Exercise directions:
Your task is to repeat all of the data exactly while excluding the pictures.

Input data:
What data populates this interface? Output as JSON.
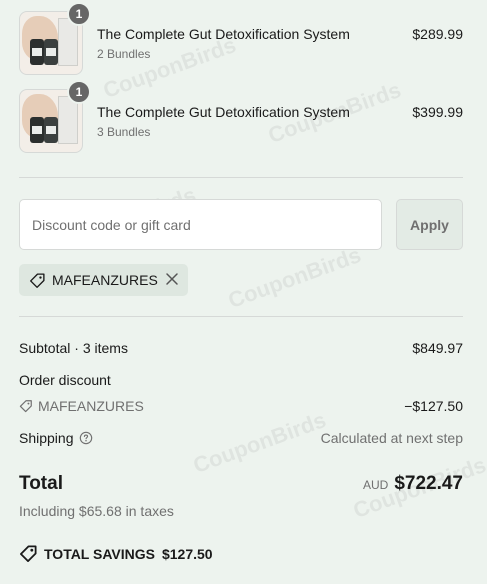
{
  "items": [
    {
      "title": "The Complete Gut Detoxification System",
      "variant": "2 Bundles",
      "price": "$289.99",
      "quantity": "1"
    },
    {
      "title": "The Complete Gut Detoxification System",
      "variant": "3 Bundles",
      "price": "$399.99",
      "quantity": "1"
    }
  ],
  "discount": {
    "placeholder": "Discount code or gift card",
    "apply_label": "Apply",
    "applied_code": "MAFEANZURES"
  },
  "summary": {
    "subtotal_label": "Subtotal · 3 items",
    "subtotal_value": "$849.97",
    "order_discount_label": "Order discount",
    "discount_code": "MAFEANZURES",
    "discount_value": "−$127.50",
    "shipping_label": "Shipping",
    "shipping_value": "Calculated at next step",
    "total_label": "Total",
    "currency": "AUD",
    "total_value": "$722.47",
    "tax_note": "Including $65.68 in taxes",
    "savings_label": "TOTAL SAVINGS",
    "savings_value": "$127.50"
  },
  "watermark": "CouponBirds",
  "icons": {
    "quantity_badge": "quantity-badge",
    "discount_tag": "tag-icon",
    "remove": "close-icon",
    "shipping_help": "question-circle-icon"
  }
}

Answer:
What data populates this interface? Output as JSON.
{
  "items": [
    {
      "title": "The Complete Gut Detoxification System",
      "variant": "2 Bundles",
      "price": "$289.99",
      "quantity": "1"
    },
    {
      "title": "The Complete Gut Detoxification System",
      "variant": "3 Bundles",
      "price": "$399.99",
      "quantity": "1"
    }
  ],
  "discount": {
    "placeholder": "Discount code or gift card",
    "apply_label": "Apply",
    "applied_code": "MAFEANZURES"
  },
  "summary": {
    "subtotal_label": "Subtotal · 3 items",
    "subtotal_value": "$849.97",
    "order_discount_label": "Order discount",
    "discount_code": "MAFEANZURES",
    "discount_value": "−$127.50",
    "shipping_label": "Shipping",
    "shipping_value": "Calculated at next step",
    "total_label": "Total",
    "currency": "AUD",
    "total_value": "$722.47",
    "tax_note": "Including $65.68 in taxes",
    "savings_label": "TOTAL SAVINGS",
    "savings_value": "$127.50"
  },
  "watermark": "CouponBirds",
  "icons": {
    "quantity_badge": "quantity-badge",
    "discount_tag": "tag-icon",
    "remove": "close-icon",
    "shipping_help": "question-circle-icon"
  }
}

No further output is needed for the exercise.